[Data excerpts]
·····
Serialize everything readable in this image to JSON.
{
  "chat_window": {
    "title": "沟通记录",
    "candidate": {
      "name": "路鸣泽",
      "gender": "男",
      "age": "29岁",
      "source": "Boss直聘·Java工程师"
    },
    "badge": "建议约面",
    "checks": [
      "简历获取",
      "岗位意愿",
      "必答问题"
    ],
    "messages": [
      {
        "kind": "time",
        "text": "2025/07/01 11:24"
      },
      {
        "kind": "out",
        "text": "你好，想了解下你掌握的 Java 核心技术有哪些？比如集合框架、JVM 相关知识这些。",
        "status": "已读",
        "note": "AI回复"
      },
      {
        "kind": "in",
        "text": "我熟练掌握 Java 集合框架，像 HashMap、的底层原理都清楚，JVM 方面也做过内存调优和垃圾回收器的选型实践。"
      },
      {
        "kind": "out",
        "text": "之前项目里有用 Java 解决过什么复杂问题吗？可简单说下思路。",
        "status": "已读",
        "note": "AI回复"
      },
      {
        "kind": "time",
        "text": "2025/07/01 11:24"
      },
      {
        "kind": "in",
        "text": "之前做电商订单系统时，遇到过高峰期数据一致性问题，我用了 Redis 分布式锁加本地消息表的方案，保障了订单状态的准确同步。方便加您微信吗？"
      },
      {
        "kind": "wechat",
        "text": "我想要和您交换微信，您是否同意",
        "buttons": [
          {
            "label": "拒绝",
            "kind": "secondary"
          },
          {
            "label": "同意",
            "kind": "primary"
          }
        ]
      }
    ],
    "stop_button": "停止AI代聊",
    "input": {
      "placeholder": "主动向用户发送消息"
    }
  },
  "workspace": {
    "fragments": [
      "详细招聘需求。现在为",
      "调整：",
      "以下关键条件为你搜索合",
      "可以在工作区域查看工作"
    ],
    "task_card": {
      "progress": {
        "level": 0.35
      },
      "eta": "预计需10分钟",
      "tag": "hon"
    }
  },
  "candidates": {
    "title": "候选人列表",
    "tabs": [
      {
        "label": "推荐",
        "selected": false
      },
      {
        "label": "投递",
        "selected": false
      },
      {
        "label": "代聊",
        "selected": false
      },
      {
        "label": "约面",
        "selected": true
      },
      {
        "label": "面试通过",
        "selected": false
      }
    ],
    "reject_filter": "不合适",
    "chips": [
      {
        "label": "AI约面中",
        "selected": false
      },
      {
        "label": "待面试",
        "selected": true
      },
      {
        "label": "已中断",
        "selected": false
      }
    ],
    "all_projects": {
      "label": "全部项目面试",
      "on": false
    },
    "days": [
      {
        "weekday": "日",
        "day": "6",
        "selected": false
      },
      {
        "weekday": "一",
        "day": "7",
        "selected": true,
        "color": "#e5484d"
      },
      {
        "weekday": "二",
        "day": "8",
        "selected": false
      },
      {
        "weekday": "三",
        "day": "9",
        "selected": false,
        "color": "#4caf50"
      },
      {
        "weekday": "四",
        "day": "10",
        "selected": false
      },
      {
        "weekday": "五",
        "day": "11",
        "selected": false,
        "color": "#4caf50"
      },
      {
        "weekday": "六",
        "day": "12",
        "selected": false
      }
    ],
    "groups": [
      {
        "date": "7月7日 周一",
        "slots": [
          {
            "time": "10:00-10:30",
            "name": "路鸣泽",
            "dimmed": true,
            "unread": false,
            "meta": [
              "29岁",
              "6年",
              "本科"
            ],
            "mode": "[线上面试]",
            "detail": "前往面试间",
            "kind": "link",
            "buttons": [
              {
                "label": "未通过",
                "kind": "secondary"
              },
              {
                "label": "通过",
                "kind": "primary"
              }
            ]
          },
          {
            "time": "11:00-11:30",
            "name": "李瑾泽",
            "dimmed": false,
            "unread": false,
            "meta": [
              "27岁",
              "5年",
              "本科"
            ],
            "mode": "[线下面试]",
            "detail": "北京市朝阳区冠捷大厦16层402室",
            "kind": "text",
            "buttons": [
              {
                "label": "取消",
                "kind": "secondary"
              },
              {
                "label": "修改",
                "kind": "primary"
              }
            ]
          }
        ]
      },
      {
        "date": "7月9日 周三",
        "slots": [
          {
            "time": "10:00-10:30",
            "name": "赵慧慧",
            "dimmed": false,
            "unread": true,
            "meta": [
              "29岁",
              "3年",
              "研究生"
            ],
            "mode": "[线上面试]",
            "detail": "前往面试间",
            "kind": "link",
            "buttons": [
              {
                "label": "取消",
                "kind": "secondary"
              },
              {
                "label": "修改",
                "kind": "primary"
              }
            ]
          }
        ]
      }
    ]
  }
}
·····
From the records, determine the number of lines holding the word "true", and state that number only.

5